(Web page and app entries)
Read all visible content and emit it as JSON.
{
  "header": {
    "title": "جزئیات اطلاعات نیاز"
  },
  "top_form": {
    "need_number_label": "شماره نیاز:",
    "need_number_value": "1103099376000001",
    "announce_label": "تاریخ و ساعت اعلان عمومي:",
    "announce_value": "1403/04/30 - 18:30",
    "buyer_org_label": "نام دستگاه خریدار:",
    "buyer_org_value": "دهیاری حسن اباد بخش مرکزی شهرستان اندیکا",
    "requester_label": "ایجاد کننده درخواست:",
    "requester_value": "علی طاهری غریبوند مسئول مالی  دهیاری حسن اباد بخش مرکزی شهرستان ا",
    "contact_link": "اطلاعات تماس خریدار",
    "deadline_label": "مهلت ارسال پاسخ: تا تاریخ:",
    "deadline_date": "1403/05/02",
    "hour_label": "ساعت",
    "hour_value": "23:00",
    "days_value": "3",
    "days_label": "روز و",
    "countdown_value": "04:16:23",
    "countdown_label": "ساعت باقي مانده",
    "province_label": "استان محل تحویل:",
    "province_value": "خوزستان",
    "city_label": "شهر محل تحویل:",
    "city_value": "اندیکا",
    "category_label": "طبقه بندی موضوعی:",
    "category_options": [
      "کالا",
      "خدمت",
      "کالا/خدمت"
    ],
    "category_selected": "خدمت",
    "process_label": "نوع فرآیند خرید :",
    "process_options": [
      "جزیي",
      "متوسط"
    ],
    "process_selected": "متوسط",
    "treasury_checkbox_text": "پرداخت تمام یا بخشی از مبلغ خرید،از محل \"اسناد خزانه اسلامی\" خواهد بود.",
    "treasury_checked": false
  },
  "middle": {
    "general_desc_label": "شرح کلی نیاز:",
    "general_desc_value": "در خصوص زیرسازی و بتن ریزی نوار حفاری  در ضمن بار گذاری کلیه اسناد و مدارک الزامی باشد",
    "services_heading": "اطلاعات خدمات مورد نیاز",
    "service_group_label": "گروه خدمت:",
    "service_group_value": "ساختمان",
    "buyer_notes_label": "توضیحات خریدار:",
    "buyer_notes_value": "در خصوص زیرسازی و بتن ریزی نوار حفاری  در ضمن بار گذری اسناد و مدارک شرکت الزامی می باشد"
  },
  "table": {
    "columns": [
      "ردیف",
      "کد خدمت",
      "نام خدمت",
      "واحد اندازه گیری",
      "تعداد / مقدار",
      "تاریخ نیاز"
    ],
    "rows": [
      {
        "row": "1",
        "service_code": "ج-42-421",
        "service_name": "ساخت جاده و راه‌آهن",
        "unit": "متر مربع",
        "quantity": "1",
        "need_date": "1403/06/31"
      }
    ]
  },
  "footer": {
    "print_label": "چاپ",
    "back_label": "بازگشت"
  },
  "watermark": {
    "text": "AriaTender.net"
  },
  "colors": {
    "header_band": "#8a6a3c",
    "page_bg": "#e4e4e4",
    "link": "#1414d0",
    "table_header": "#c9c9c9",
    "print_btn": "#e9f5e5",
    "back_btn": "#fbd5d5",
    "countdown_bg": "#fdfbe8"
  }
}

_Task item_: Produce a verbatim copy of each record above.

_Exercise output_:
Read all visible content and emit it as JSON.
{
  "header": {
    "title": "جزئیات اطلاعات نیاز"
  },
  "top_form": {
    "need_number_label": "شماره نیاز:",
    "need_number_value": "1103099376000001",
    "announce_label": "تاریخ و ساعت اعلان عمومي:",
    "announce_value": "1403/04/30 - 18:30",
    "buyer_org_label": "نام دستگاه خریدار:",
    "buyer_org_value": "دهیاری حسن اباد بخش مرکزی شهرستان اندیکا",
    "requester_label": "ایجاد کننده درخواست:",
    "requester_value": "علی طاهری غریبوند مسئول مالی  دهیاری حسن اباد بخش مرکزی شهرستان ا",
    "contact_link": "اطلاعات تماس خریدار",
    "deadline_label": "مهلت ارسال پاسخ: تا تاریخ:",
    "deadline_date": "1403/05/02",
    "hour_label": "ساعت",
    "hour_value": "23:00",
    "days_value": "3",
    "days_label": "روز و",
    "countdown_value": "04:16:23",
    "countdown_label": "ساعت باقي مانده",
    "province_label": "استان محل تحویل:",
    "province_value": "خوزستان",
    "city_label": "شهر محل تحویل:",
    "city_value": "اندیکا",
    "category_label": "طبقه بندی موضوعی:",
    "category_options": [
      "کالا",
      "خدمت",
      "کالا/خدمت"
    ],
    "category_selected": "خدمت",
    "process_label": "نوع فرآیند خرید :",
    "process_options": [
      "جزیي",
      "متوسط"
    ],
    "process_selected": "متوسط",
    "treasury_checkbox_text": "پرداخت تمام یا بخشی از مبلغ خرید،از محل \"اسناد خزانه اسلامی\" خواهد بود.",
    "treasury_checked": false
  },
  "middle": {
    "general_desc_label": "شرح کلی نیاز:",
    "general_desc_value": "در خصوص زیرسازی و بتن ریزی نوار حفاری  در ضمن بار گذاری کلیه اسناد و مدارک الزامی باشد",
    "services_heading": "اطلاعات خدمات مورد نیاز",
    "service_group_label": "گروه خدمت:",
    "service_group_value": "ساختمان",
    "buyer_notes_label": "توضیحات خریدار:",
    "buyer_notes_value": "در خصوص زیرسازی و بتن ریزی نوار حفاری  در ضمن بار گذری اسناد و مدارک شرکت الزامی می باشد"
  },
  "table": {
    "columns": [
      "ردیف",
      "کد خدمت",
      "نام خدمت",
      "واحد اندازه گیری",
      "تعداد / مقدار",
      "تاریخ نیاز"
    ],
    "rows": [
      {
        "row": "1",
        "service_code": "ج-42-421",
        "service_name": "ساخت جاده و راه‌آهن",
        "unit": "متر مربع",
        "quantity": "1",
        "need_date": "1403/06/31"
      }
    ]
  },
  "footer": {
    "print_label": "چاپ",
    "back_label": "بازگشت"
  },
  "watermark": {
    "text": "AriaTender.net"
  },
  "colors": {
    "header_band": "#8a6a3c",
    "page_bg": "#e4e4e4",
    "link": "#1414d0",
    "table_header": "#c9c9c9",
    "print_btn": "#e9f5e5",
    "back_btn": "#fbd5d5",
    "countdown_bg": "#fdfbe8"
  }
}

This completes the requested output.